Next week will be our semi-annual meeting, which will include inducting new members to the council and a proposal regarding a new constitution.

Tuesday, women’s Bible study here. They will be watching a video “How Great Is Our God.”

Darlene opened our time of worship with a beautiful introit. Brad shared a psalm then led us in Shout to the North and several other songs.

The children were invited to the front to participate in demonstrating a truth about missions. One of the children was placed in the center of a Mexican blanket. Several others took hold of the corners to lift the blanket and carry the boy to the back of the sanctuary. Each one represented the various kinds of support missionaries need, from prayer to financial and practical resources. Mission work is a team effort.

Today’s Scripture reading was from Acts 8:26-40.

Karl’s dad was Bill Peterson who wrote a book of prayer that Brad reads from time to time. Brad read one of the prayers from the book and then prayed for Karl before leading the congregational prayer.

What’s Your One Step

Karl Peterson shared a message that he and his wife Sue have been sharing with the Covenant churches where they have been speaking while on furlough. The Petersons, who are currently staying in Hutchinson, are serving in Mexico City in the central district of Mexico where there are 18 Covenant churches.

“We see our work as incarnational. For some people, we might be the only Christians they will ever see.” Karl spent a several minutes sharing various ways Karl and Sue have been living out their faith through relationships, through participating in the Posada celebration at Christmas, and in other ways of serving.

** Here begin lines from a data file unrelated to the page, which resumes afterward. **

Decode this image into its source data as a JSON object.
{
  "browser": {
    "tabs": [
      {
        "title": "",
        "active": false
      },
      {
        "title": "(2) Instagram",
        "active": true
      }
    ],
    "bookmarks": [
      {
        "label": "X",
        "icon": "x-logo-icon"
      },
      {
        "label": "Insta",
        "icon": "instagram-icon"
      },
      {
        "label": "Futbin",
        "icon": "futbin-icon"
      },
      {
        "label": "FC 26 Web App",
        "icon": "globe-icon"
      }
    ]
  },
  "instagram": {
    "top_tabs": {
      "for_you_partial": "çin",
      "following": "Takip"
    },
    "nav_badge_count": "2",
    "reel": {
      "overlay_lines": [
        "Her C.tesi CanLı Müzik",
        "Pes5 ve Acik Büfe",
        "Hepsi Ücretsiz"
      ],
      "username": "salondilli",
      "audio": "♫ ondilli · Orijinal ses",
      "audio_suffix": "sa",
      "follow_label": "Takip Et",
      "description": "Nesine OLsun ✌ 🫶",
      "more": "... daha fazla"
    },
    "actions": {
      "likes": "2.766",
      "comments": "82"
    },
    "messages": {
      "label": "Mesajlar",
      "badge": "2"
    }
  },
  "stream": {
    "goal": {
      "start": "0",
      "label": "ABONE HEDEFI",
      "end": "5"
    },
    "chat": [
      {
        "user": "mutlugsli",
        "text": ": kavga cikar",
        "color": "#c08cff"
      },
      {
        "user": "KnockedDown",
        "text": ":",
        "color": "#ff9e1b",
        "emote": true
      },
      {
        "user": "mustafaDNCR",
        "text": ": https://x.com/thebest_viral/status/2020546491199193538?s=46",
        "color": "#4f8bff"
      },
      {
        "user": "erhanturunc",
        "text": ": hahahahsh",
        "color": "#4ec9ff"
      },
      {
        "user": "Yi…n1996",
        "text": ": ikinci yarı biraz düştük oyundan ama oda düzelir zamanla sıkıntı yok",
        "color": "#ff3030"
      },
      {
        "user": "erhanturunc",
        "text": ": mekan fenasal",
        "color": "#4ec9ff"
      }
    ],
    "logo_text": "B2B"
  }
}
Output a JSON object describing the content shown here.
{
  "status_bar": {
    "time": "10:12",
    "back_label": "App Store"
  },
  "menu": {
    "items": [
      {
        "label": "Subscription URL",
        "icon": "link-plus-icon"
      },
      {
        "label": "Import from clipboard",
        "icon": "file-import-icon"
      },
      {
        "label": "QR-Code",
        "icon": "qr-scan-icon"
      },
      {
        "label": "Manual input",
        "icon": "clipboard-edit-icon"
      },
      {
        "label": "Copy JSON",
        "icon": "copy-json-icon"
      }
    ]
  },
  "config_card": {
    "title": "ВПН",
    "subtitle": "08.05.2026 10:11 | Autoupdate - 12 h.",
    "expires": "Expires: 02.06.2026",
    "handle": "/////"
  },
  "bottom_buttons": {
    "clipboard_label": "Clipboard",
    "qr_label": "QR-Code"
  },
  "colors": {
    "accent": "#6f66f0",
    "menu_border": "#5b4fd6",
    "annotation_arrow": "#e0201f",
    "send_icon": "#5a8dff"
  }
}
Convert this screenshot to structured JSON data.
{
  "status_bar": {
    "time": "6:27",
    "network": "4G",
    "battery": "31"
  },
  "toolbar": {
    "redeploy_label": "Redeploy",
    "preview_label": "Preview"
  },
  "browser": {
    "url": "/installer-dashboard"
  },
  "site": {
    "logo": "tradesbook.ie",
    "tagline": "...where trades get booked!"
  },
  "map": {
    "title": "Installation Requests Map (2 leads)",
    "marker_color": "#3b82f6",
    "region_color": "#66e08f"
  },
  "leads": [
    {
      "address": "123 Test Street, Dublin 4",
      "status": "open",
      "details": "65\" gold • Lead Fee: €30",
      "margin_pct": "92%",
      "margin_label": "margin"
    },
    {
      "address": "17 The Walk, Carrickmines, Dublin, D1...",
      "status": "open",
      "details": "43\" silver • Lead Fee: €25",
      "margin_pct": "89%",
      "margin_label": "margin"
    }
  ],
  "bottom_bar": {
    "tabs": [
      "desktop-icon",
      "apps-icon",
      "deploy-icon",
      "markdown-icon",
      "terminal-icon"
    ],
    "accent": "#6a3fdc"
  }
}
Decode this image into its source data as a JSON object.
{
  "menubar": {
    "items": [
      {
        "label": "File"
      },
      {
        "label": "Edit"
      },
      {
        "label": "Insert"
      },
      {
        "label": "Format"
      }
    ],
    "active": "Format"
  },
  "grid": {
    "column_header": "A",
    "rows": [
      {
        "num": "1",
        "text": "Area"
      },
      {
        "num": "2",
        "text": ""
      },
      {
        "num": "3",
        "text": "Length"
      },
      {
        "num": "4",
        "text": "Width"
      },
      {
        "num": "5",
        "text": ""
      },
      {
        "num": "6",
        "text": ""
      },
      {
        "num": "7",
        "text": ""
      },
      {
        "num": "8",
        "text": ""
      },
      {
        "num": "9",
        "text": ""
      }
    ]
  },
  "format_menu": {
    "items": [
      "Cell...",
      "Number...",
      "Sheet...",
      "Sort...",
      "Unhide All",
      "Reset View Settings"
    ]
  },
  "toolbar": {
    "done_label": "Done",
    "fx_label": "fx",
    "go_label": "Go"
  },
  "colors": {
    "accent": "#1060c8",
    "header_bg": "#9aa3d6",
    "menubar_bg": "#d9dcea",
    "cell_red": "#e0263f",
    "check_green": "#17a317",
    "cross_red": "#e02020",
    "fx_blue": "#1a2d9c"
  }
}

Like the story of Philip from our Scripture reading, you have to listen to God and then go be with people.

A second aspect of ministry is proclamational. Karl shared examples of how some of the leaders in their church circle go about ministering and building new congregations, church planting.

He shared a concept called 3x3x3 in which church members set their cell phones each day as a reminder to pray for three minutes about three things: Unity, Planting new churches and a Seminary for training for new leaders, an important need.

A third facet of their ministry is relational, which was illustrated in a story about a young woman who was led into their lives in an unusual way, and ultimately came to be a follower of Christ. Another story was told about a woman who was being discipled by telephone every Thursday because of the impracticability of travel in Mexico City.

Karl closed by asking, "Who is God calling you to be incarnational, proclamational or relational with this week to lead them to God?"